### Action item
In your copy, reproduce the entries exactly as they are, minus the images.

** Material shown follows **

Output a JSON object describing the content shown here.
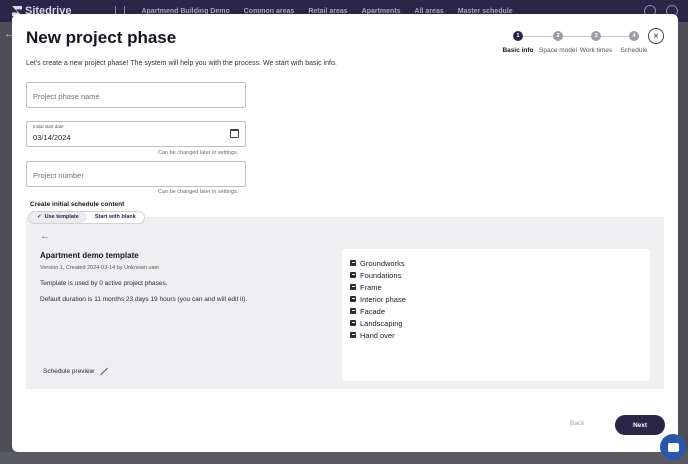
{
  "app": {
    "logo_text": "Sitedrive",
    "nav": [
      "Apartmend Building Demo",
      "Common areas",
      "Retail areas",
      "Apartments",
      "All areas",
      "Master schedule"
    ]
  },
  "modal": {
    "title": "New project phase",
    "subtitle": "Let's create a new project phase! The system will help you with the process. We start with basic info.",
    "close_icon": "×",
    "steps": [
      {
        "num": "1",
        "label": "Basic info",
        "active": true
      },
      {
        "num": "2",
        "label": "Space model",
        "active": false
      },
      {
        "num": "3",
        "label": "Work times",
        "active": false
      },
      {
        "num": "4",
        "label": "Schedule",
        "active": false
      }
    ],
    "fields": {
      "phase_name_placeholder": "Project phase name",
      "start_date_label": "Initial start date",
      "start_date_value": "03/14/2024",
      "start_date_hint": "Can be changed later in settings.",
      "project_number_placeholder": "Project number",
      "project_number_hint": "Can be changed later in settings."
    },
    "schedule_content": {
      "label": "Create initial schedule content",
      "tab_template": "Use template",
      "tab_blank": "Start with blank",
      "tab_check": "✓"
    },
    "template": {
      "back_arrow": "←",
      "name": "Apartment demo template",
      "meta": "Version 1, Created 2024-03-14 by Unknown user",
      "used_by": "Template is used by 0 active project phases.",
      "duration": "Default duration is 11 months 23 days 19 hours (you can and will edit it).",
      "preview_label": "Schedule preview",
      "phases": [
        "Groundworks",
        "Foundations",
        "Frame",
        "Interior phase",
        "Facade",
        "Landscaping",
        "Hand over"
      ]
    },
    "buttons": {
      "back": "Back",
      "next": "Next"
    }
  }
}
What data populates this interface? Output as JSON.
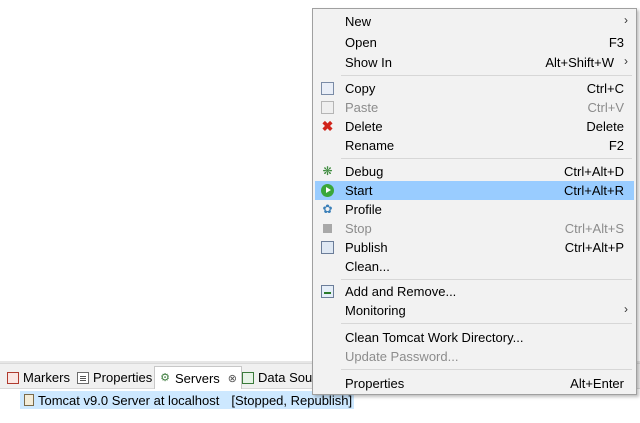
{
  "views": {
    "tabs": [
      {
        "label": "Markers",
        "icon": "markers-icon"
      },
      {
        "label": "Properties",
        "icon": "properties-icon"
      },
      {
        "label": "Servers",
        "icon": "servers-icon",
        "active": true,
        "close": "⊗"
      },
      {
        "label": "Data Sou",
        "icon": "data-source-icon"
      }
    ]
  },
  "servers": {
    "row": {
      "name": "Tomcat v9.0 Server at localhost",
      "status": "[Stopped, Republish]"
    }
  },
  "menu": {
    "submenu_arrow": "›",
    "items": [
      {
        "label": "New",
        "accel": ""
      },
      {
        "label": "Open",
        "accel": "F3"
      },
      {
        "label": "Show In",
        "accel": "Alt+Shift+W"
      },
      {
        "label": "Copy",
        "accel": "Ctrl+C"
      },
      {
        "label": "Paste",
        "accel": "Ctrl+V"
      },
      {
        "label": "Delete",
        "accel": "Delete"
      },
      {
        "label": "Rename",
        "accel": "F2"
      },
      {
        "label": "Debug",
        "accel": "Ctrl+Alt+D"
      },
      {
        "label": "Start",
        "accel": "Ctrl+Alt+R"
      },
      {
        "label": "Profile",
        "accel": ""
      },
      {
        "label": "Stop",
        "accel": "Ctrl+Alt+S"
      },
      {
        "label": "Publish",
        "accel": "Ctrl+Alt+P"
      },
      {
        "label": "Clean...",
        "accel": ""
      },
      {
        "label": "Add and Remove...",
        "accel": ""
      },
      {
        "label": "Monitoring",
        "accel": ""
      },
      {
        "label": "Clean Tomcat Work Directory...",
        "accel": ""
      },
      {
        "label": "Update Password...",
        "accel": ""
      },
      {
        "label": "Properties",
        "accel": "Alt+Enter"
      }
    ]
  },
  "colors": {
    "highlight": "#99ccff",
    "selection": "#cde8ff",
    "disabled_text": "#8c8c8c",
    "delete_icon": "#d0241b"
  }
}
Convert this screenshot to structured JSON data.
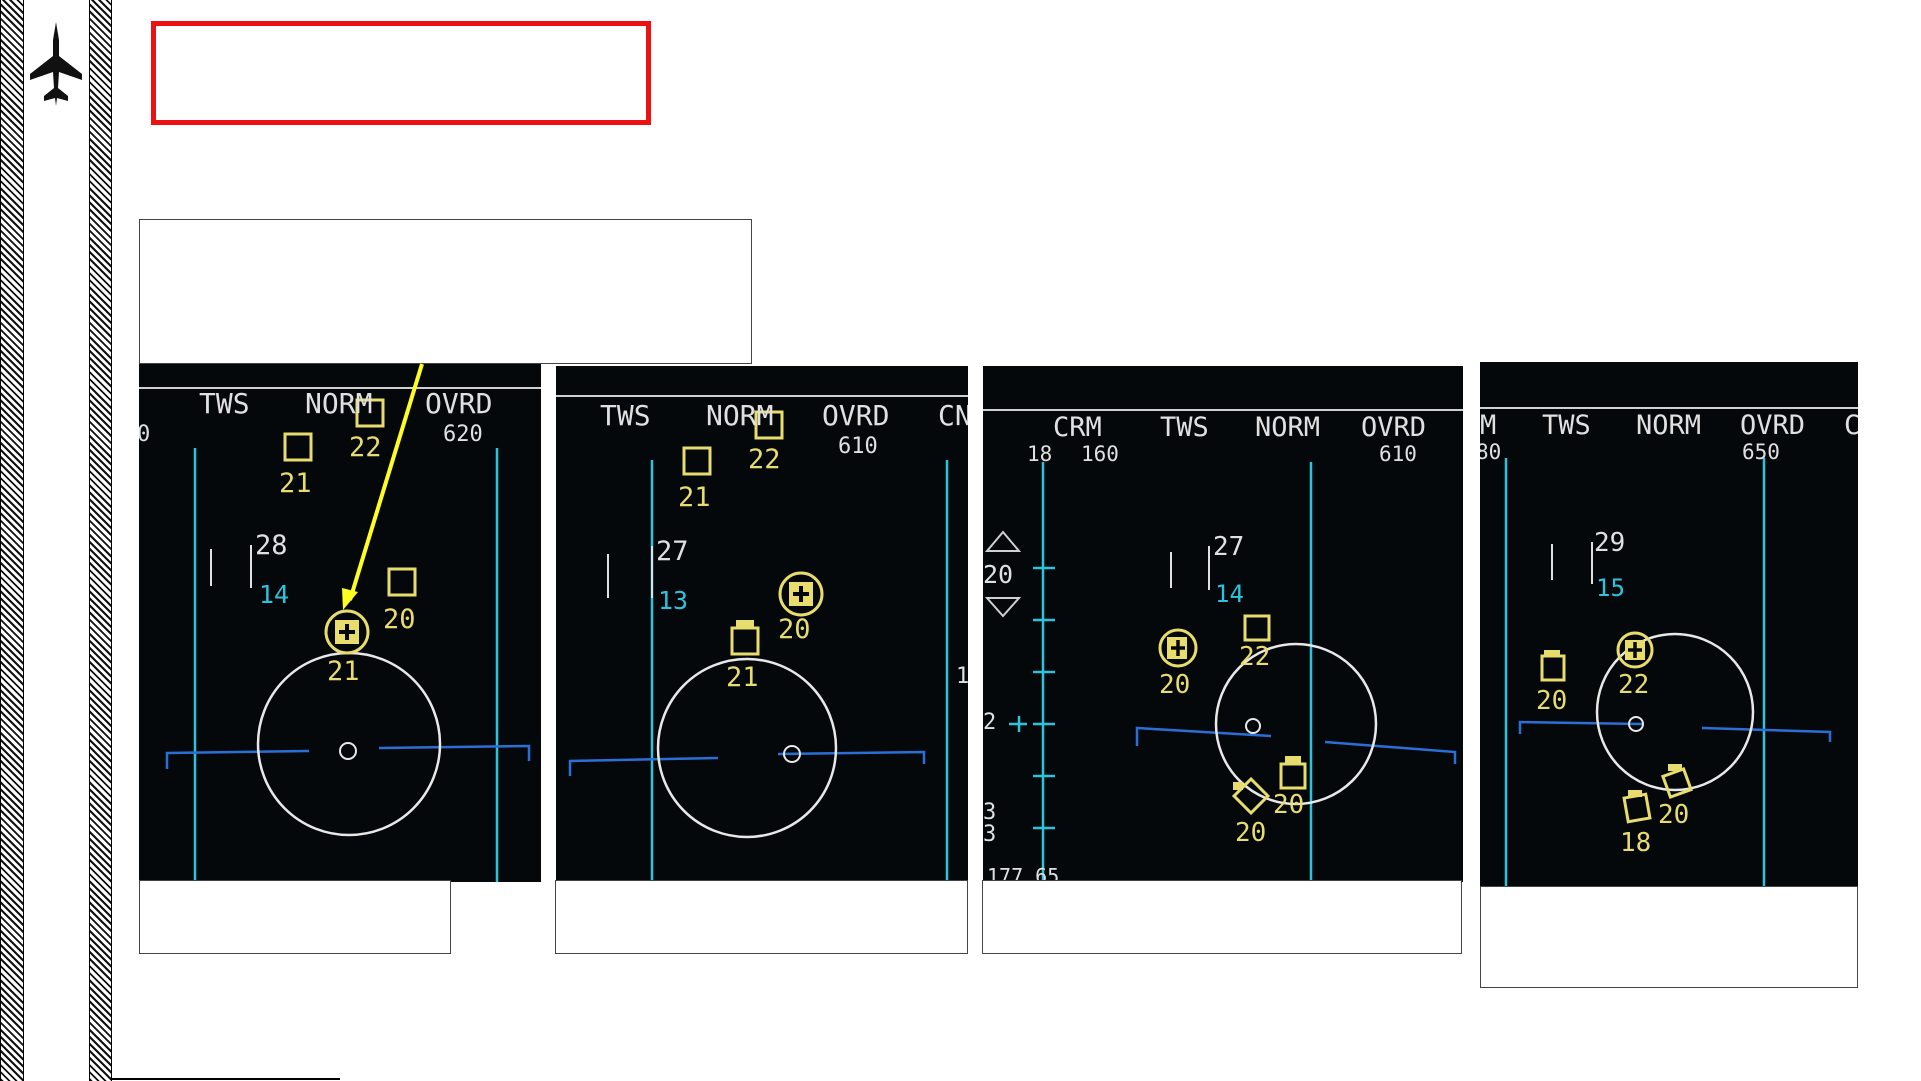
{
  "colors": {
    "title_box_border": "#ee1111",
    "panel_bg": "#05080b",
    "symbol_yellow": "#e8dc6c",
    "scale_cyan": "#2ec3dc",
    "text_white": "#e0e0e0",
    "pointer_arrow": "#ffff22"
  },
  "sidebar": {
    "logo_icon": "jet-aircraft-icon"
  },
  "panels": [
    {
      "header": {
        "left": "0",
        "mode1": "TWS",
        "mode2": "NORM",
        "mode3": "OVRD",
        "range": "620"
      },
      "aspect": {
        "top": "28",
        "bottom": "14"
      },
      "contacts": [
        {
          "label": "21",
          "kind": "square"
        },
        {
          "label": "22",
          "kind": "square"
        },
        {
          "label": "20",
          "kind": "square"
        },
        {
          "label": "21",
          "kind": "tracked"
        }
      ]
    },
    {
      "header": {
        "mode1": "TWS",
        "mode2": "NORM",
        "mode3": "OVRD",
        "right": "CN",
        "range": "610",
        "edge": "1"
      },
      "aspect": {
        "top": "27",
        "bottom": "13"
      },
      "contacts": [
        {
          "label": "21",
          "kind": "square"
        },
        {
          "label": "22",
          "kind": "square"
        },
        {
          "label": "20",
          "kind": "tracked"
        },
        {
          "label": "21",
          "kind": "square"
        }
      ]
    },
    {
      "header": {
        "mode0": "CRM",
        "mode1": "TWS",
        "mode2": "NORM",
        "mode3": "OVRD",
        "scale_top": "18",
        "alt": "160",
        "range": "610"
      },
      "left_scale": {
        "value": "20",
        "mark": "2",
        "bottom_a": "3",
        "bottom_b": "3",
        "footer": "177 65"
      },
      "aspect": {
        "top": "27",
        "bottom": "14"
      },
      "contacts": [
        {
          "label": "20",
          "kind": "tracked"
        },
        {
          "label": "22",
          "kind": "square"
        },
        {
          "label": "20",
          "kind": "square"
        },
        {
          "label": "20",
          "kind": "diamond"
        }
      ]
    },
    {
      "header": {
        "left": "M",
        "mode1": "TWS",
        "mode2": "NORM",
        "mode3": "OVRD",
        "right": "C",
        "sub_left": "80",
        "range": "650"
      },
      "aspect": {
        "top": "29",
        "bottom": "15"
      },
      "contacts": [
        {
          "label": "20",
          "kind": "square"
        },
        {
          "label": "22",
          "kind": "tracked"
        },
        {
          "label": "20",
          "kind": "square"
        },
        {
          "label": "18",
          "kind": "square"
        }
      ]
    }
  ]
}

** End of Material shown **

### Output for this exercise
Output a JSON object describing the content shown here.
{
  "app": {
    "logo_text": "Sitedrive",
    "nav": [
      "Apartmend Building Demo",
      "Common areas",
      "Retail areas",
      "Apartments",
      "All areas",
      "Master schedule"
    ]
  },
  "modal": {
    "title": "New project phase",
    "subtitle": "Let's create a new project phase! The system will help you with the process. We start with basic info.",
    "close_icon": "×",
    "steps": [
      {
        "num": "1",
        "label": "Basic info",
        "active": true
      },
      {
        "num": "2",
        "label": "Space model",
        "active": false
      },
      {
        "num": "3",
        "label": "Work times",
        "active": false
      },
      {
        "num": "4",
        "label": "Schedule",
        "active": false
      }
    ],
    "fields": {
      "phase_name_placeholder": "Project phase name",
      "start_date_label": "Initial start date",
      "start_date_value": "03/14/2024",
      "start_date_hint": "Can be changed later in settings.",
      "project_number_placeholder": "Project number",
      "project_number_hint": "Can be changed later in settings."
    },
    "schedule_content": {
      "label": "Create initial schedule content",
      "tab_template": "Use template",
      "tab_blank": "Start with blank",
      "tab_check": "✓"
    },
    "template": {
      "back_arrow": "←",
      "name": "Apartment demo template",
      "meta": "Version 1, Created 2024-03-14 by Unknown user",
      "used_by": "Template is used by 0 active project phases.",
      "duration": "Default duration is 11 months 23 days 19 hours (you can and will edit it).",
      "preview_label": "Schedule preview",
      "phases": [
        "Groundworks",
        "Foundations",
        "Frame",
        "Interior phase",
        "Facade",
        "Landscaping",
        "Hand over"
      ]
    },
    "buttons": {
      "back": "Back",
      "next": "Next"
    }
  }
}
What data populates this interface? Output as JSON.
{
  "views": {
    "tabs": [
      {
        "label": "Markers",
        "icon": "markers-icon"
      },
      {
        "label": "Properties",
        "icon": "properties-icon"
      },
      {
        "label": "Servers",
        "icon": "servers-icon",
        "active": true,
        "close": "⊗"
      },
      {
        "label": "Data Sou",
        "icon": "data-source-icon"
      }
    ]
  },
  "servers": {
    "row": {
      "name": "Tomcat v9.0 Server at localhost",
      "status": "[Stopped, Republish]"
    }
  },
  "menu": {
    "submenu_arrow": "›",
    "items": [
      {
        "label": "New",
        "accel": ""
      },
      {
        "label": "Open",
        "accel": "F3"
      },
      {
        "label": "Show In",
        "accel": "Alt+Shift+W"
      },
      {
        "label": "Copy",
        "accel": "Ctrl+C"
      },
      {
        "label": "Paste",
        "accel": "Ctrl+V"
      },
      {
        "label": "Delete",
        "accel": "Delete"
      },
      {
        "label": "Rename",
        "accel": "F2"
      },
      {
        "label": "Debug",
        "accel": "Ctrl+Alt+D"
      },
      {
        "label": "Start",
        "accel": "Ctrl+Alt+R"
      },
      {
        "label": "Profile",
        "accel": ""
      },
      {
        "label": "Stop",
        "accel": "Ctrl+Alt+S"
      },
      {
        "label": "Publish",
        "accel": "Ctrl+Alt+P"
      },
      {
        "label": "Clean...",
        "accel": ""
      },
      {
        "label": "Add and Remove...",
        "accel": ""
      },
      {
        "label": "Monitoring",
        "accel": ""
      },
      {
        "label": "Clean Tomcat Work Directory...",
        "accel": ""
      },
      {
        "label": "Update Password...",
        "accel": ""
      },
      {
        "label": "Properties",
        "accel": "Alt+Enter"
      }
    ]
  },
  "colors": {
    "highlight": "#99ccff",
    "selection": "#cde8ff",
    "disabled_text": "#8c8c8c",
    "delete_icon": "#d0241b"
  }
}
Convert this screenshot to structured JSON data.
{
  "colors": {
    "title_box_border": "#ee1111",
    "panel_bg": "#05080b",
    "symbol_yellow": "#e8dc6c",
    "scale_cyan": "#2ec3dc",
    "text_white": "#e0e0e0",
    "pointer_arrow": "#ffff22"
  },
  "sidebar": {
    "logo_icon": "jet-aircraft-icon"
  },
  "panels": [
    {
      "header": {
        "left": "0",
        "mode1": "TWS",
        "mode2": "NORM",
        "mode3": "OVRD",
        "range": "620"
      },
      "aspect": {
        "top": "28",
        "bottom": "14"
      },
      "contacts": [
        {
          "label": "21",
          "kind": "square"
        },
        {
          "label": "22",
          "kind": "square"
        },
        {
          "label": "20",
          "kind": "square"
        },
        {
          "label": "21",
          "kind": "tracked"
        }
      ]
    },
    {
      "header": {
        "mode1": "TWS",
        "mode2": "NORM",
        "mode3": "OVRD",
        "right": "CN",
        "range": "610",
        "edge": "1"
      },
      "aspect": {
        "top": "27",
        "bottom": "13"
      },
      "contacts": [
        {
          "label": "21",
          "kind": "square"
        },
        {
          "label": "22",
          "kind": "square"
        },
        {
          "label": "20",
          "kind": "tracked"
        },
        {
          "label": "21",
          "kind": "square"
        }
      ]
    },
    {
      "header": {
        "mode0": "CRM",
        "mode1": "TWS",
        "mode2": "NORM",
        "mode3": "OVRD",
        "scale_top": "18",
        "alt": "160",
        "range": "610"
      },
      "left_scale": {
        "value": "20",
        "mark": "2",
        "bottom_a": "3",
        "bottom_b": "3",
        "footer": "177 65"
      },
      "aspect": {
        "top": "27",
        "bottom": "14"
      },
      "contacts": [
        {
          "label": "20",
          "kind": "tracked"
        },
        {
          "label": "22",
          "kind": "square"
        },
        {
          "label": "20",
          "kind": "square"
        },
        {
          "label": "20",
          "kind": "diamond"
        }
      ]
    },
    {
      "header": {
        "left": "M",
        "mode1": "TWS",
        "mode2": "NORM",
        "mode3": "OVRD",
        "right": "C",
        "sub_left": "80",
        "range": "650"
      },
      "aspect": {
        "top": "29",
        "bottom": "15"
      },
      "contacts": [
        {
          "label": "20",
          "kind": "square"
        },
        {
          "label": "22",
          "kind": "tracked"
        },
        {
          "label": "20",
          "kind": "square"
        },
        {
          "label": "18",
          "kind": "square"
        }
      ]
    }
  ]
}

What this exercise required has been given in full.